The Ipsos poll taken last week and published on Sunday forecast that Popular Strength will garner 35.8% of valid votes when Peruvians go to the polls on April 10. When eliminating the votes cast for parties which do not make the 5% elections threshold, Fujimori’s party stands to have 64 members in the 130-seat legislature.
“If Popular Strength manages to achieve an absolute majority (66 seats or more), the result could have a favorable impact on their candidate in the runoff election,” says Ipsos pollster Alfredo Torres.
The poll predicts six parties making the elections threshold and thus qualifying to have their candidates seated. According to Ipsos, Pedro Pablo Kuczynski’s Peruvians for Change party would take 25 seats followed by Veronika Mendoza’s Broad Front party with 24, the Alan Garcia’s and Lourdes Flores’s Popular Alliance coalition with seven and both Alfredo Barnechea’s Popular Action and Cesar Acuña’s Alliance for Progress with five each.

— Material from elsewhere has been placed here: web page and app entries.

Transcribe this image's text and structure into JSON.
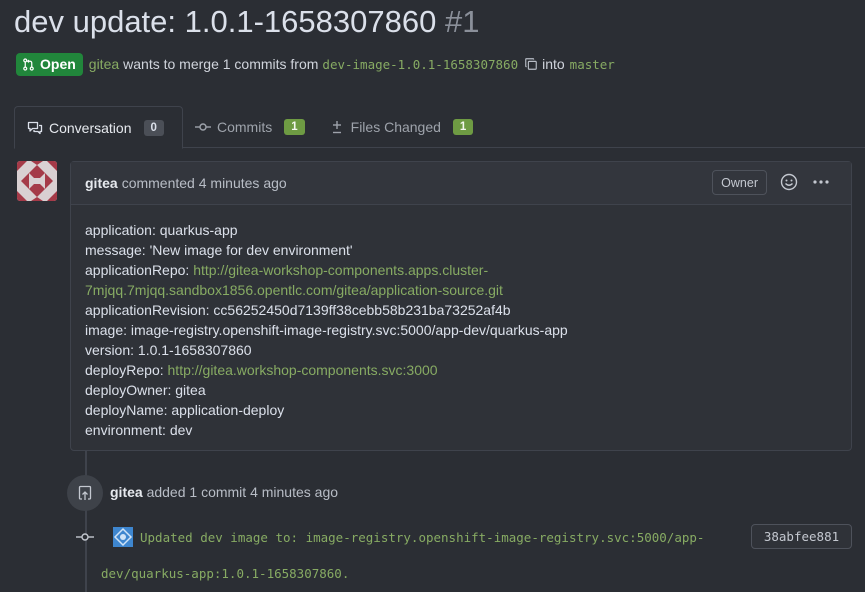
{
  "pr": {
    "title": "dev update: 1.0.1-1658307860",
    "number": "#1",
    "state_label": "Open",
    "author": "gitea",
    "merge_text": "wants to merge 1 commits from",
    "head_branch": "dev-image-1.0.1-1658307860",
    "into_text": "into",
    "base_branch": "master"
  },
  "tabs": [
    {
      "label": "Conversation",
      "count": "0",
      "icon": "comment-discussion-icon"
    },
    {
      "label": "Commits",
      "count": "1",
      "icon": "git-commit-icon"
    },
    {
      "label": "Files Changed",
      "count": "1",
      "icon": "diff-icon"
    }
  ],
  "comment": {
    "author": "gitea",
    "action": "commented",
    "time": "4 minutes ago",
    "role_badge": "Owner",
    "lines": {
      "application": "application: quarkus-app",
      "message": "message: 'New image for dev environment'",
      "app_repo_key": "applicationRepo: ",
      "app_repo_url_1": "http://gitea-workshop-components.apps.cluster-",
      "app_repo_url_2": "7mjqq.7mjqq.sandbox1856.opentlc.com/gitea/application-source.git",
      "revision": "applicationRevision: cc56252450d7139ff38cebb58b231ba73252af4b",
      "image": "image: image-registry.openshift-image-registry.svc:5000/app-dev/quarkus-app",
      "version": "version: 1.0.1-1658307860",
      "deploy_repo_key": "deployRepo: ",
      "deploy_repo_url": "http://gitea.workshop-components.svc:3000",
      "deploy_owner": "deployOwner: gitea",
      "deploy_name": "deployName: application-deploy",
      "environment": "environment: dev"
    }
  },
  "event": {
    "author": "gitea",
    "text": "added 1 commit 4 minutes ago"
  },
  "commit": {
    "message_line1": "Updated dev image to: image-registry.openshift-image-registry.svc:5000/app-",
    "message_line2": "dev/quarkus-app:1.0.1-1658307860.",
    "sha": "38abfee881"
  },
  "colors": {
    "background": "#2b2e34",
    "accent_green": "#87ab63",
    "open_state": "#21863b"
  }
}
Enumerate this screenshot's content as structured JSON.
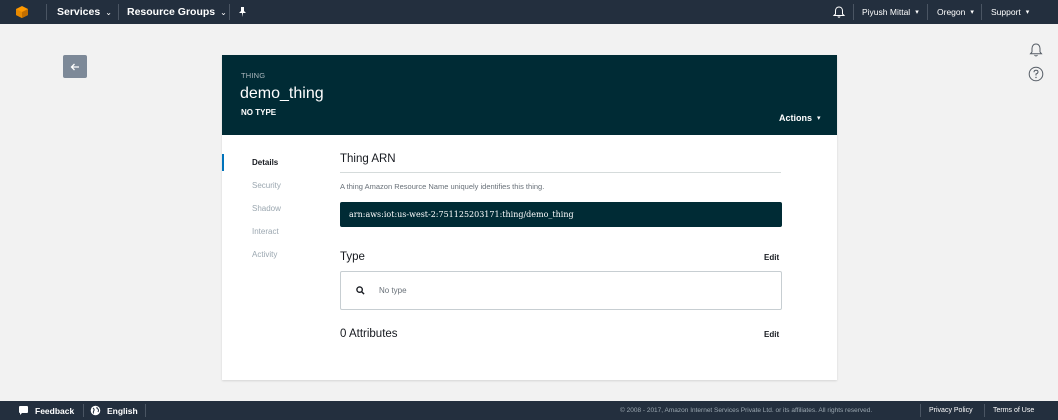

While Popular Strength would not control a majority of votes outright in Ipsos’s scenario, the party would only need two additional votes to command 51%. So an alliance with any of the five other parties would easily pass Fujimori’s initiatives.
While brokering a deal to control the legislature would not be difficult given the numbers, it will be even easier given the little ideological difference between most parties. Both the Popular Alliance, made up of a business-friendly APRA and the hard-right Popular Christian Party, and the Alliance for Progress advocate center-right platforms.
The APRA party often votes with Popular Strength already to oppose President Ollanta Humala’s government and the Peruvian Nationalist Party, a de facto alliance which culminated in the censure of Cabinet chief Ana Jara.
While Kuczynski’s Peruvians for Change party is doubtful to team up with Popular Strength if the two longtime frontrunners go head to head in a second-round vote, an alliance between the next Congress’s two strongest parties could not be ruled out if the runoff features Fujimori against the leftist Mendoza instead of Kuczynski.
In a move which may serve two purposes aside from adding showmanship to an otherwise dull debate, Fujimori pledged to give control of two key congressional committees to opposition parties in the next Congress. Her “Commitment of Honor” effectively denounced the worst elements of her father’s government while maybe sparking a competition among the smaller parties to be the first to enter an alliance, if not compete for one.
Fujimori’s proposals for 2016 include tax breaks for small businesses, allowing communities to become shareholders in mining and energy projects and building more prisons to accompany a zero-tolerance policy for minor crimes.